▼

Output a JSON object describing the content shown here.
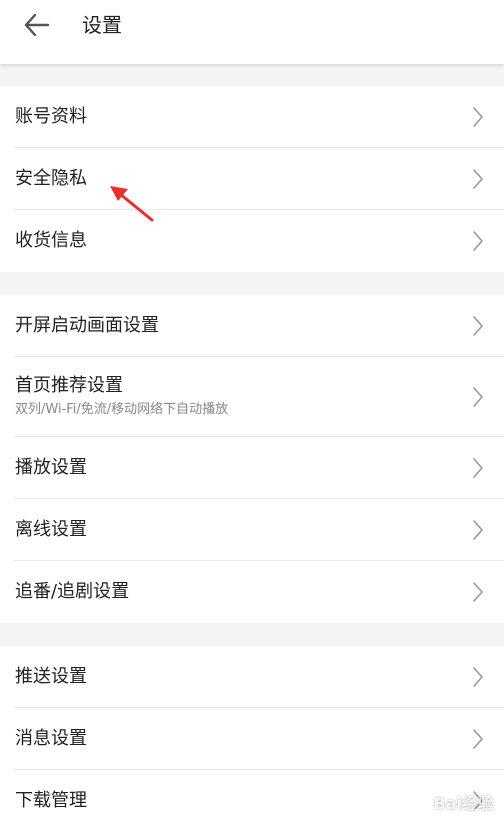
{
  "header": {
    "title": "设置",
    "back_icon": "arrow-left-icon"
  },
  "groups": [
    {
      "items": [
        {
          "label": "账号资料"
        },
        {
          "label": "安全隐私"
        },
        {
          "label": "收货信息"
        }
      ]
    },
    {
      "items": [
        {
          "label": "开屏启动画面设置"
        },
        {
          "label": "首页推荐设置",
          "sublabel": "双列/Wi-Fi/免流/移动网络下自动播放"
        },
        {
          "label": "播放设置"
        },
        {
          "label": "离线设置"
        },
        {
          "label": "追番/追剧设置"
        }
      ]
    },
    {
      "items": [
        {
          "label": "推送设置"
        },
        {
          "label": "消息设置"
        },
        {
          "label": "下载管理"
        }
      ]
    }
  ],
  "annotation": {
    "color": "#e8302e",
    "points_to": "安全隐私"
  },
  "watermark": "Bai经验",
  "colors": {
    "background": "#f4f4f4",
    "surface": "#ffffff",
    "divider": "#e6e6e6",
    "chevron": "#999999",
    "sublabel": "#888888"
  }
}
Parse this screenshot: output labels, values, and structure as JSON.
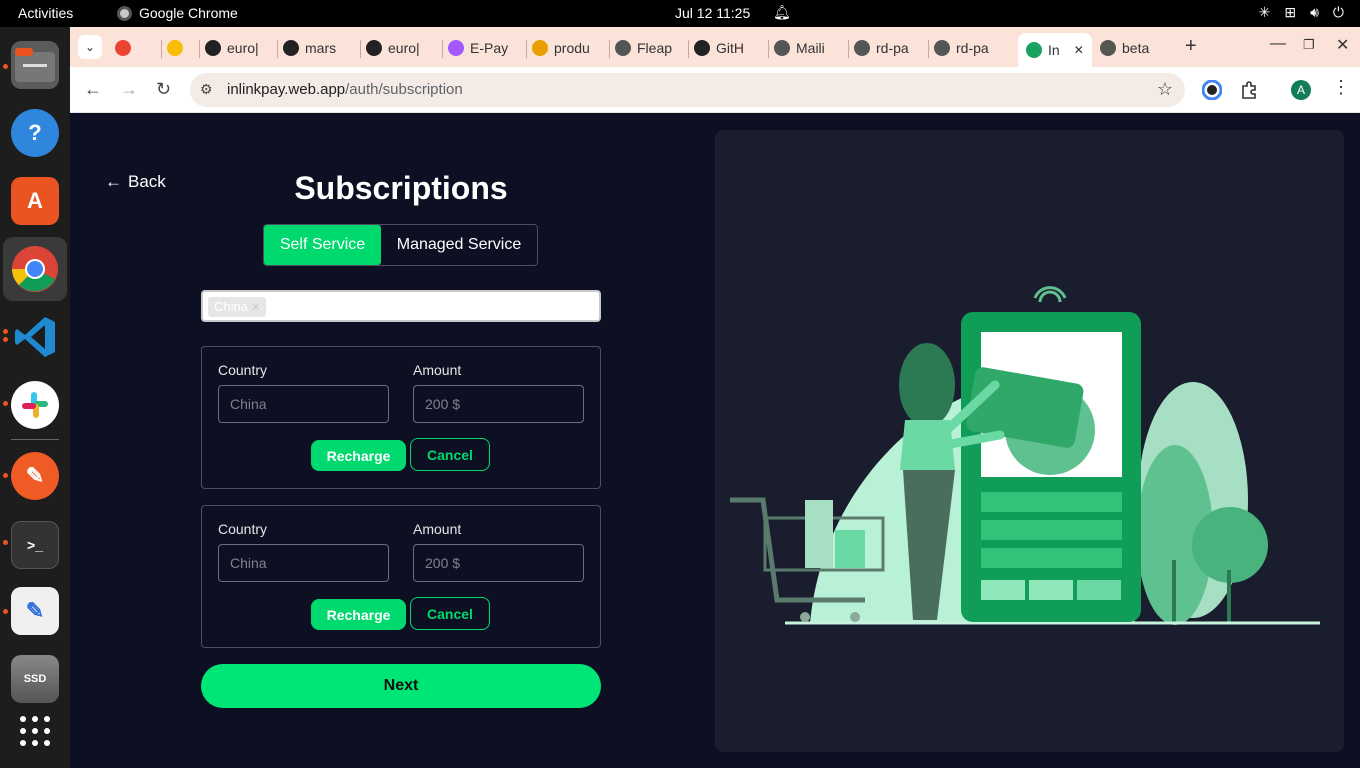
{
  "system": {
    "activities": "Activities",
    "app_name": "Google Chrome",
    "clock": "Jul 12  11:25"
  },
  "browser": {
    "tabs": [
      {
        "label": "",
        "icon": "gmail-icon",
        "color": "#ea4335"
      },
      {
        "label": "",
        "icon": "keep-icon",
        "color": "#fbbc04"
      },
      {
        "label": "euro|",
        "icon": "github-icon",
        "color": "#222222"
      },
      {
        "label": "mars",
        "icon": "github-icon",
        "color": "#222222"
      },
      {
        "label": "euro|",
        "icon": "github-icon",
        "color": "#222222"
      },
      {
        "label": "E-Pay",
        "icon": "figma-icon",
        "color": "#a259ff"
      },
      {
        "label": "produ",
        "icon": "pma-icon",
        "color": "#e8a000"
      },
      {
        "label": "Fleap",
        "icon": "globe-icon",
        "color": "#555555"
      },
      {
        "label": "GitH",
        "icon": "github-icon",
        "color": "#222222"
      },
      {
        "label": "Maili",
        "icon": "globe-icon",
        "color": "#555555"
      },
      {
        "label": "rd-pa",
        "icon": "globe-icon",
        "color": "#555555"
      },
      {
        "label": "rd-pa",
        "icon": "globe-icon",
        "color": "#555555"
      },
      {
        "label": "In",
        "icon": "inlinkpay-icon",
        "color": "#1aa260",
        "active": true
      },
      {
        "label": "beta",
        "icon": "globe-icon",
        "color": "#555555"
      }
    ],
    "url_host": "inlinkpay.web.app",
    "url_path": "/auth/subscription",
    "profile_initial": "A"
  },
  "page": {
    "back_label": "Back",
    "title": "Subscriptions",
    "segment": {
      "selected": "Self Service",
      "other": "Managed Service"
    },
    "tags": [
      {
        "label": "China",
        "remove": "×"
      }
    ],
    "cards": [
      {
        "country_label": "Country",
        "country_placeholder": "China",
        "amount_label": "Amount",
        "amount_placeholder": "200 $",
        "recharge": "Recharge",
        "cancel": "Cancel"
      },
      {
        "country_label": "Country",
        "country_placeholder": "China",
        "amount_label": "Amount",
        "amount_placeholder": "200 $",
        "recharge": "Recharge",
        "cancel": "Cancel"
      }
    ],
    "next_label": "Next"
  },
  "colors": {
    "accent": "#00d96e",
    "background": "#0c1022",
    "panel": "#1a1d2e"
  }
}
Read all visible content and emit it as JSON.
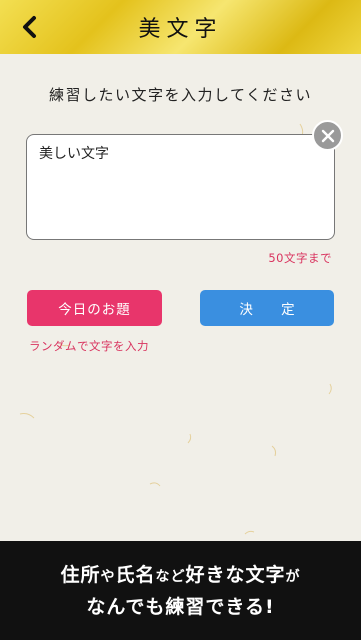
{
  "header": {
    "title": "美文字",
    "back_icon": "chevron-left-icon"
  },
  "form": {
    "prompt": "練習したい文字を入力してください",
    "input_value": "美しい文字",
    "char_limit": "50文字まで",
    "clear_icon": "close-icon"
  },
  "actions": {
    "today_label": "今日のお題",
    "decide_label": "決 定",
    "random_label": "ランダムで文字を入力"
  },
  "footer": {
    "line1": [
      {
        "text": "住所",
        "size": "big"
      },
      {
        "text": "や",
        "size": "small"
      },
      {
        "text": "氏名",
        "size": "big"
      },
      {
        "text": "など",
        "size": "small"
      },
      {
        "text": "好きな文字",
        "size": "big"
      },
      {
        "text": "が",
        "size": "small"
      }
    ],
    "line2": "なんでも練習できる!"
  },
  "colors": {
    "header_gold": "#e4c21c",
    "accent_pink": "#e8356b",
    "accent_blue": "#3a8fe0",
    "note_red": "#d9345f",
    "footer_bg": "#111111"
  }
}
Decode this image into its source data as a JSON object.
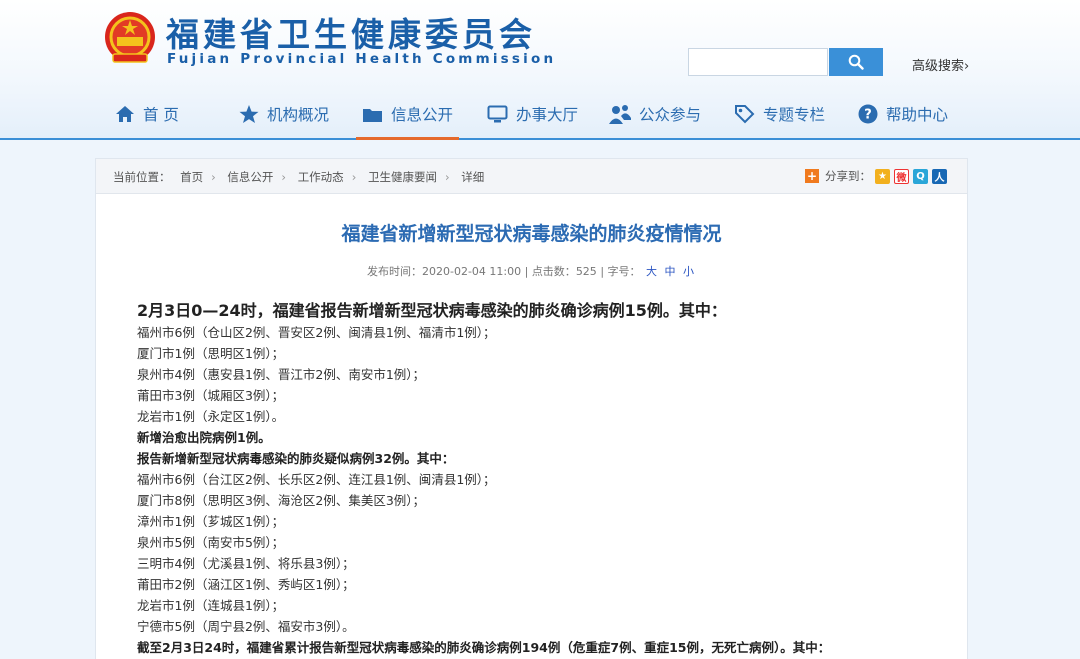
{
  "header": {
    "title": "福建省卫生健康委员会",
    "subtitle": "Fujian Provincial Health Commission",
    "search_placeholder": "",
    "advanced_search": "高级搜索›"
  },
  "nav": {
    "items": [
      {
        "label": "首 页",
        "icon": "home-icon"
      },
      {
        "label": "机构概况",
        "icon": "star-icon"
      },
      {
        "label": "信息公开",
        "icon": "folder-icon"
      },
      {
        "label": "办事大厅",
        "icon": "monitor-icon"
      },
      {
        "label": "公众参与",
        "icon": "people-icon"
      },
      {
        "label": "专题专栏",
        "icon": "tag-icon"
      },
      {
        "label": "帮助中心",
        "icon": "help-icon"
      }
    ],
    "active_index": 2
  },
  "breadcrumb": {
    "prefix": "当前位置：",
    "items": [
      "首页",
      "信息公开",
      "工作动态",
      "卫生健康要闻",
      "详细"
    ]
  },
  "share": {
    "label": "分享到：",
    "targets": [
      "qzone-icon",
      "weibo-icon",
      "tencent-weibo-icon",
      "renren-icon"
    ]
  },
  "article": {
    "title": "福建省新增新型冠状病毒感染的肺炎疫情情况",
    "publish_label": "发布时间：",
    "publish_time": "2020-02-04 11:00",
    "clicks_label": "点击数：",
    "clicks": "525",
    "font_label": "字号：",
    "font_sizes": [
      "大",
      "中",
      "小"
    ],
    "lines": [
      {
        "text": "2月3日0—24时，福建省报告新增新型冠状病毒感染的肺炎确诊病例15例。其中：",
        "style": "lead"
      },
      {
        "text": "福州市6例（仓山区2例、晋安区2例、闽清县1例、福清市1例）；",
        "style": "normal"
      },
      {
        "text": "厦门市1例（思明区1例）；",
        "style": "normal"
      },
      {
        "text": "泉州市4例（惠安县1例、晋江市2例、南安市1例）；",
        "style": "normal"
      },
      {
        "text": "莆田市3例（城厢区3例）；",
        "style": "normal"
      },
      {
        "text": "龙岩市1例（永定区1例）。",
        "style": "normal"
      },
      {
        "text": "新增治愈出院病例1例。",
        "style": "bold"
      },
      {
        "text": "报告新增新型冠状病毒感染的肺炎疑似病例32例。其中：",
        "style": "bold"
      },
      {
        "text": "福州市6例（台江区2例、长乐区2例、连江县1例、闽清县1例）；",
        "style": "normal"
      },
      {
        "text": "厦门市8例（思明区3例、海沧区2例、集美区3例）；",
        "style": "normal"
      },
      {
        "text": "漳州市1例（芗城区1例）；",
        "style": "normal"
      },
      {
        "text": "泉州市5例（南安市5例）；",
        "style": "normal"
      },
      {
        "text": "三明市4例（尤溪县1例、将乐县3例）；",
        "style": "normal"
      },
      {
        "text": "莆田市2例（涵江区1例、秀屿区1例）；",
        "style": "normal"
      },
      {
        "text": "龙岩市1例（连城县1例）；",
        "style": "normal"
      },
      {
        "text": "宁德市5例（周宁县2例、福安市3例）。",
        "style": "normal"
      },
      {
        "text": "截至2月3日24时，福建省累计报告新型冠状病毒感染的肺炎确诊病例194例（危重症7例、重症15例，无死亡病例）。其中：",
        "style": "bold"
      }
    ]
  },
  "colors": {
    "brand_blue": "#1a5fa8",
    "nav_blue": "#2b6cb0",
    "title_blue": "#2c6bb3",
    "active_underline": "#e56a2c",
    "search_button": "#3a90d8"
  }
}
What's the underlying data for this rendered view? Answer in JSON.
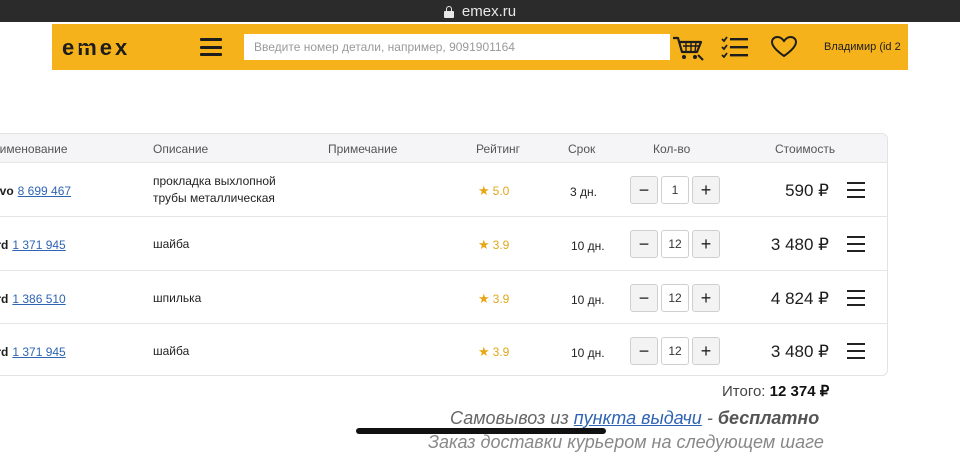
{
  "browser": {
    "url": "emex.ru"
  },
  "header": {
    "logo": "emex",
    "search_placeholder": "Введите номер детали, например, 9091901164",
    "user": "Владимир  (id 2"
  },
  "table": {
    "columns": [
      "аименование",
      "Описание",
      "Примечание",
      "Рейтинг",
      "Срок",
      "Кол-во",
      "Стоимость"
    ],
    "rows": [
      {
        "brand": "olvo",
        "part_no": "8 699 467",
        "desc1": "прокладка выхлопной",
        "desc2": "трубы металлическая",
        "rating": "5.0",
        "term": "3 дн.",
        "qty": "1",
        "price": "590 ₽"
      },
      {
        "brand": "ord",
        "part_no": "1 371 945",
        "desc1": "шайба",
        "desc2": "",
        "rating": "3.9",
        "term": "10 дн.",
        "qty": "12",
        "price": "3 480 ₽"
      },
      {
        "brand": "ord",
        "part_no": "1 386 510",
        "desc1": "шпилька",
        "desc2": "",
        "rating": "3.9",
        "term": "10 дн.",
        "qty": "12",
        "price": "4 824 ₽"
      },
      {
        "brand": "ord",
        "part_no": "1 371 945",
        "desc1": "шайба",
        "desc2": "",
        "rating": "3.9",
        "term": "10 дн.",
        "qty": "12",
        "price": "3 480 ₽"
      }
    ],
    "minus_label": "−",
    "plus_label": "+"
  },
  "summary": {
    "total_label": "Итого:",
    "total_value": "12 374 ₽",
    "pickup_prefix": "Самовывоз из ",
    "pickup_link": "пункта выдачи",
    "pickup_suffix": " - ",
    "pickup_free": "бесплатно",
    "courier": "Заказ доставки курьером на следующем шаге"
  },
  "colors": {
    "brand_yellow": "#f6b21b",
    "link_blue": "#2f64b3",
    "star": "#e9a614"
  }
}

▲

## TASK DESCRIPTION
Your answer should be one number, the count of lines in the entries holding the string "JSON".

## ANSWER SECTION
5